Which brings me nicely yesterday’s yiquan lesson.
Much of the class was spent working on boshui shili, or “water testing force” – first standing, then stepping. We also worked on cepi shili, “chopping to the side testing force”.
It’s very easy, when doing these exercises to move the arms independently of what the rest of the body is doing. If I’m correct in my understanding, what should actually be happening is that rather than striking using the power of the arms and shoulders, the arms are relaxed and simply channelling the strength of the legs and back – which requires a ‘C’ shaped spine, otherwise the power ‘jams’ at the bottom of the spine. This is what’s happening to me at the moment. More zhan zhuang! However: with the water testing exercise, if it’s being done properly, a opponent who’s holding you from behind should be dragged forward; an opponent in front who’s grasping the back of your neck should be uprooted and pulled forward (these at different phases of the movement). Well, I can at least do that; we were all working on it together while Yao Laoshi had to take a call.
As an aside, what we’re doing with these movements gave me a sudden insight into how to perform “White Crane Spreads Wings” and “White Monkey Presents a Peach” in taijiquan…
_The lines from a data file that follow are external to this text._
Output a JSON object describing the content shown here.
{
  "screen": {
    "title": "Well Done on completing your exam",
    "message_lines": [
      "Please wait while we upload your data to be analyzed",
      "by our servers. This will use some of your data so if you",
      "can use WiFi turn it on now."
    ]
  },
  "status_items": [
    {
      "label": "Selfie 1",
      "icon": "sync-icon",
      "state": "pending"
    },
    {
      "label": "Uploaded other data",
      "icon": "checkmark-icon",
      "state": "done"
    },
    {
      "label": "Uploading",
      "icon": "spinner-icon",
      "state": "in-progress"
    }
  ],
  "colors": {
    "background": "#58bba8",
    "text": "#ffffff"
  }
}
We finished off, as usual, with tui shou, partner practice. The big thing in this, for a lot of students, is to uproot their partner, get them turned around, and push them into the wall. I generally can’t do this, so don’t usually try.
There were about six of us yesterday, and I got to practice with everyone. Some are visitors – I gathered one was from Shaanxi, another from Guangdong – who are staying for a few weeks. Others I hadn’t met before; some were much more experienced, and it was really interesting to train with them. One in particular was really helpful in pointing out to me things I was doing wrong. This is one of the things I like about the atmosphere at this wuguan: it’s very mutually supportive, with students helping eaqch other out.
Last week, during the tui shou, my heart was pounding very hard, and I was put of breath and panting quite quickly. Yesterday, my heart rate didn’t rise too much, and I wasn’t doing more than breath a bit heavily. I’m not entirely sure what made the difference but, taking a Sherlock Holmes approach and looking at what’s changed, I wonder whether the TCM treatments made a difference in some way…?
I haven’t seen any other foreign students yet; during my last stay in Beijing there were a few others apart from me. The school’s website used to be maintained by a German TCM student, who spoke both Chinese and English; I note it’s now Chinese-only, so perhaps he’s moved on.